[Read more session reports and updates from the 14th Internet Governance Forum]
This discussion focused on the understandings of the concept of tech nationalism and sought to gauge how widespread its application is. The moderators, Mr Milton Mueller (Georgia Tech, Internet Governance Project) and Mr William Drake (University of Zurich) highlighted the tendency of conflating cybersecurity and government issues, noting that this evolution can be viewed as a trend of reversing the liberalisation of the telecommunications industry. Drake further pointed out that this phenomenon, for which no current universally agreed definition exists, is not new. He went on to characterise it as a status project, a state building project, that binds social actors to the state via various levels of support, protection, restricted choice, and so on.
Mr Tobias Feakin (Australian Ambassador for Cyber Affairs) noted a shift in the way governments approach cyberspace, highlighting that today technology is at the centre of geopolitics. Therefore, Feakin emphasised, governments are looking more closely at those technological developments and want to make sure that their geopolitical goals are respected and represented in them.
Ms Jyoti Panday (Electronic Frontier Foundation) cited the rise of tech nationalism in India to highlight how new policies, along with limited collaboration with other states regarding specific technologies, are occurring. She acknowledged China’s rise as one of the leading suppliers of technology, and indicated that it has shaped India’s nationalist policies. Notwithstanding, India, like many other countries, is still trying to find a balance between independence and liberal technology markets. Similarly, Mr Jan-Peter Kleinhans (Stiftung Neue Verantwortung) said that tech nationalism could also be described as a way for governments to deal with the uncertainty of new technologies. In his view, a strong underlying concern of tech nationalism is the question of different jurisdictions rather than that of where data is stored.
Overall, all the speakers emphasised the dangers of data sovereignty and the desire to store data on national servers. Feakin discussed the misleading sense of security of storing data locally, reporting that it actually exposes it to more risks as opposed to storing it in the cloud. Given that a large part of technology-related revenues benefit a few, mostly foreign, providers, Panday and Kleinhans concluded their remarks by saying that data localisation can also be viewed as a negotiation strategy.

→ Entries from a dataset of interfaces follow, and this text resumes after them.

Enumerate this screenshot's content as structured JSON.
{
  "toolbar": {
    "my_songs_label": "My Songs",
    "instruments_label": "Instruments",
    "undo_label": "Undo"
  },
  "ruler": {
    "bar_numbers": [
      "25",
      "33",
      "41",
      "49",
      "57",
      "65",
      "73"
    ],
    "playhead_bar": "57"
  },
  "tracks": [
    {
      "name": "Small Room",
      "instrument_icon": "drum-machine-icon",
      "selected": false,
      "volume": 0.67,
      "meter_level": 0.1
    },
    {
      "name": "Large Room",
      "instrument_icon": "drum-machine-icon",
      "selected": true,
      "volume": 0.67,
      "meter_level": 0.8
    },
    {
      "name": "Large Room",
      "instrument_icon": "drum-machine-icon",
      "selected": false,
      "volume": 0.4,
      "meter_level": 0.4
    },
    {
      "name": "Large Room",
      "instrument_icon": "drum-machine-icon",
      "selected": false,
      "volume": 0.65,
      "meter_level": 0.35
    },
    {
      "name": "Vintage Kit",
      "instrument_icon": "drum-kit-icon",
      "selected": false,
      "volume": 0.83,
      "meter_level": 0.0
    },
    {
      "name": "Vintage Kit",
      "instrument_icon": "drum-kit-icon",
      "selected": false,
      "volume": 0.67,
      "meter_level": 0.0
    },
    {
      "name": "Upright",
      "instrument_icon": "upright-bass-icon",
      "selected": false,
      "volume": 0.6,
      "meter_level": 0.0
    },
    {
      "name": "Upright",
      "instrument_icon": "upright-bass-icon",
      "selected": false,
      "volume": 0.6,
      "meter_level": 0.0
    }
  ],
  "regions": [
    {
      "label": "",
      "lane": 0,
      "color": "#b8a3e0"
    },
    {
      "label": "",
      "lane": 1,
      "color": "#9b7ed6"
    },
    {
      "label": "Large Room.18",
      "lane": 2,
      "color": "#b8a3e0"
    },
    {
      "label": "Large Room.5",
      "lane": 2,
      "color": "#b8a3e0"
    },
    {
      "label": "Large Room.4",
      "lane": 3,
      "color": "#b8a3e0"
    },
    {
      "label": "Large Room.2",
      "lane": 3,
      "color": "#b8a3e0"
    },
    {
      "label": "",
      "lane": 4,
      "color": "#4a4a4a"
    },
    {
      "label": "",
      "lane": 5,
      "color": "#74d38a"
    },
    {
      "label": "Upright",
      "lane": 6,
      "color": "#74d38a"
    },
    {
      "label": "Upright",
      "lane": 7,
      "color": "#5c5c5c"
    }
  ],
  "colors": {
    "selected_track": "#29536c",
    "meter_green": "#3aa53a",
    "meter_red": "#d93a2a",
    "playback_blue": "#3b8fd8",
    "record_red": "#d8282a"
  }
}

The discussion then moved to the 5G supplier debate, specifically focusing on the USA-China rivalry over the telecom supplier Huawei. Feakin pointed to the long term outlook of Australia’s decision to ban Huawei, given that a potential retroactive dismantling of infrastructure due to evidence of breaches in the future would be extremely costly and would have devastating effects on national industries that would have to replace their infrastructures.
Concerns stemming from the risk software updates pose to 5G infrastructures were also addressed. Mr Donald Morissey (Huawei) refuted the idea of intentionally integrating vulnerabilities through updates and mentioned existing structures in which Huawei collaborates with government agencies and in which their products can be verified by the latter. Therein, Morrissey and Kleinhans pointed to the importance of separating different types of threats into categories, given that the necessary experts and the responses to the threats are different. For Morrissey, it is about balancing national security, cybersecurity and trade innovation security interests. Kleinhans, however, highlighted the balance between IT security, trustworthiness, national security, and industrial policy. While not completely opposed, these four key elements show that there is no common understanding as to which issues take precedence over others, and which will remain embedded within cybersecurity and government issues.
Kleinhans further explained that one of the main issues for 5G suppliers, such as Huawei, is the concept of trust and the accompanying definitions in the country of origin. According to him, this is evidenced by Huawei’s reliance on the same global supply chains as their global competitors. Kleinhans continued by citing the Snowden revelations as an example of how states regain consumer trust in foreign markets. In this case, the Snowden revelations were followed by reforms in the USA to make their intelligence operations more transparent and to help US technology firms to regain consumer trust that they had lost in the Chinese and European markets. Certain panellists, therefore, suggested that an important aspect of these tensions could only be solved through a political decision to offer more transparency on the governing structures on which the company is based.
By Cedric Amon